Required work:
Check each line below for "count" and say how many have it, with no other words.
═════ Supplied data
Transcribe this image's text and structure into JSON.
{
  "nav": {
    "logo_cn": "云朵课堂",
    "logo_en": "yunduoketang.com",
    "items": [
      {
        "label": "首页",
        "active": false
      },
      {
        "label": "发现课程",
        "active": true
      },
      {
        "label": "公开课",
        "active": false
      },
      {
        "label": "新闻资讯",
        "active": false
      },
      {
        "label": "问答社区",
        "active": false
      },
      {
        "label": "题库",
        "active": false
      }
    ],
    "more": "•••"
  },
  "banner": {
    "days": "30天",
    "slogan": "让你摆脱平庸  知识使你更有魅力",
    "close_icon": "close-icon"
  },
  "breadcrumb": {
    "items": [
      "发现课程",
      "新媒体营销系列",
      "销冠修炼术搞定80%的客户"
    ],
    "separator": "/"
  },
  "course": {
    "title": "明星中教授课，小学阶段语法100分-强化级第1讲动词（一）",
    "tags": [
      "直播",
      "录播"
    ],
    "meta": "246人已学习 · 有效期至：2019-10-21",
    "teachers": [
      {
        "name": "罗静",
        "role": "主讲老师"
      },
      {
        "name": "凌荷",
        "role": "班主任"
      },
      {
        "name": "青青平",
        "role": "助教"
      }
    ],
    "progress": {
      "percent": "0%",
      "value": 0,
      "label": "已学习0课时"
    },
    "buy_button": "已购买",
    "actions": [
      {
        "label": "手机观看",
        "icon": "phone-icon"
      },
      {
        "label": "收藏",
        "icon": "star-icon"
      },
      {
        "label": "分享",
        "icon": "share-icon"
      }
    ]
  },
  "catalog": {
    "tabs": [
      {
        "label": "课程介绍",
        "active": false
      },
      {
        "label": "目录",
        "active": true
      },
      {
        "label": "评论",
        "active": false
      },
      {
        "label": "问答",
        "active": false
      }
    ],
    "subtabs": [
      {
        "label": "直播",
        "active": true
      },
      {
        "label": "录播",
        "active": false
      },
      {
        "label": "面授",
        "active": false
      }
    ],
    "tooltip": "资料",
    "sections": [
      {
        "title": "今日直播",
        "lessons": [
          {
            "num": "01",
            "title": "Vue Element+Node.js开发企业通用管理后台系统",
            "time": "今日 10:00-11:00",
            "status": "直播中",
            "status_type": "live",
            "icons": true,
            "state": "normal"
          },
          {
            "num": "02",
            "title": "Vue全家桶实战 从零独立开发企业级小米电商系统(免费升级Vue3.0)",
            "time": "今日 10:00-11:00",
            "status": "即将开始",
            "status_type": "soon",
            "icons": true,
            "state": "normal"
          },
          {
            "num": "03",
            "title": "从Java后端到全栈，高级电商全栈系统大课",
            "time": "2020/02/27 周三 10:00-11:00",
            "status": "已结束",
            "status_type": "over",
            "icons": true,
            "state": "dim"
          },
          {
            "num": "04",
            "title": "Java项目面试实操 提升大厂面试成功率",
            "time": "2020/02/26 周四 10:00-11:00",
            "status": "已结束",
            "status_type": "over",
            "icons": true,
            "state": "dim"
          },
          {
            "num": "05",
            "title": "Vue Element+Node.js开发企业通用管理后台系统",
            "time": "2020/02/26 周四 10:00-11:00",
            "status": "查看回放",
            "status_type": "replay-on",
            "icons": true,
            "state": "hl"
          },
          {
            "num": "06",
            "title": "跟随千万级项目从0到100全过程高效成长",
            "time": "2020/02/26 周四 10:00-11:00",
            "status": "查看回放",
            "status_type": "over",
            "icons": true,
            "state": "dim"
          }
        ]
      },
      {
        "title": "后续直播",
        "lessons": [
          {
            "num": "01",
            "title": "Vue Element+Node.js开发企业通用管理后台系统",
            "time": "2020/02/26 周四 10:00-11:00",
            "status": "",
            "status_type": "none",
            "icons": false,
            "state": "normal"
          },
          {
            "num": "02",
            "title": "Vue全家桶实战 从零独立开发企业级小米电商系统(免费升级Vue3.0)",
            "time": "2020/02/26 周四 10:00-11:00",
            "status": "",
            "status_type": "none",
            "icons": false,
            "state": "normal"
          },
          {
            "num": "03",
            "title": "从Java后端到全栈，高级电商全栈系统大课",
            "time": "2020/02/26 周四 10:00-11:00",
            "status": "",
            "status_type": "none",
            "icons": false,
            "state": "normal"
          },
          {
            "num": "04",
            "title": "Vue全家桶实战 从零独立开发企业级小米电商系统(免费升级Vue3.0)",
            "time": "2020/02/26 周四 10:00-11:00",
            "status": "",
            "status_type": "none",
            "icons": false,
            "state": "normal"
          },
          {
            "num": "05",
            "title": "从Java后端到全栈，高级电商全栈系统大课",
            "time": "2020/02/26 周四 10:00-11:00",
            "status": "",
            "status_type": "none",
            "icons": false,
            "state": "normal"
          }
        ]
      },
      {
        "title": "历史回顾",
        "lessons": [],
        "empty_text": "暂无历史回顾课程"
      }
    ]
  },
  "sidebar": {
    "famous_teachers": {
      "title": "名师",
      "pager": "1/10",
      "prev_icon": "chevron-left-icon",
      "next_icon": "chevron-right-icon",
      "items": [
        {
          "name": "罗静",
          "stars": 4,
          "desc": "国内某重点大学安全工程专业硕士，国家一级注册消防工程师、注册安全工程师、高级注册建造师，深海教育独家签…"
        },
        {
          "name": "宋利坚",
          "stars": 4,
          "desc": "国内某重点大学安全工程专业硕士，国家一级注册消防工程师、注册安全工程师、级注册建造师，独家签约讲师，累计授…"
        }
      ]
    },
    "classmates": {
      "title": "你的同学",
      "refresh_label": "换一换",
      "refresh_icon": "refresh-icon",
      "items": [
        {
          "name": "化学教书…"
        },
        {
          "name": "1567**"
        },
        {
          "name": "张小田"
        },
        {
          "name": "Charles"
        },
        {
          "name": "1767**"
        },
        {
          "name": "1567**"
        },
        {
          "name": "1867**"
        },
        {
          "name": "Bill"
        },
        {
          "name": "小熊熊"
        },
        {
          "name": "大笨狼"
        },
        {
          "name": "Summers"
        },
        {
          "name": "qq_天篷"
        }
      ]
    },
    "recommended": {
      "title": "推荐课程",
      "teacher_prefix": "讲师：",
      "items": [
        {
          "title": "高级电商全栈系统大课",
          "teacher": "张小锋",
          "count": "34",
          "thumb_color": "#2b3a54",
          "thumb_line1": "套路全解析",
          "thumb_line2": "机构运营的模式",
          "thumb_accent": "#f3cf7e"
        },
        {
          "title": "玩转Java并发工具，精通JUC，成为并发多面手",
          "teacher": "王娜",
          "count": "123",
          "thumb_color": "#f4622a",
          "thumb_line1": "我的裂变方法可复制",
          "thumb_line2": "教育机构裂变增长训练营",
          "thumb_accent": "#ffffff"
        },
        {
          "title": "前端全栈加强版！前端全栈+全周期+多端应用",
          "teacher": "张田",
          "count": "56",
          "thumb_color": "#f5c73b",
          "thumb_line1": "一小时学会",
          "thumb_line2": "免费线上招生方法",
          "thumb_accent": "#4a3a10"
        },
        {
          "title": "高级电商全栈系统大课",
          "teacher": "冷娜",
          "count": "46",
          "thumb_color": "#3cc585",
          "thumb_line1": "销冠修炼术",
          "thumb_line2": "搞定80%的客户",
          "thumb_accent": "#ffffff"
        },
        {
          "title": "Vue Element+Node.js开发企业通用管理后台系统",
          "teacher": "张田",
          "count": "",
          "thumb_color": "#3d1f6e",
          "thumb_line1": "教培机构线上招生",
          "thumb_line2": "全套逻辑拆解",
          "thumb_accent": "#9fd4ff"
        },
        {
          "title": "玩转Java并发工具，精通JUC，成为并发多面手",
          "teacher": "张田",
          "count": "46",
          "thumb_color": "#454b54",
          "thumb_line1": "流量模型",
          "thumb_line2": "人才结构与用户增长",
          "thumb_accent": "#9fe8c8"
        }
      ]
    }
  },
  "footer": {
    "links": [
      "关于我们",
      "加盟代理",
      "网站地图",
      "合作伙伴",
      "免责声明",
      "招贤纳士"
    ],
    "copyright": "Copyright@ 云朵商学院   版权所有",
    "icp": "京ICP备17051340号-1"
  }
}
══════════
Expected answer:
6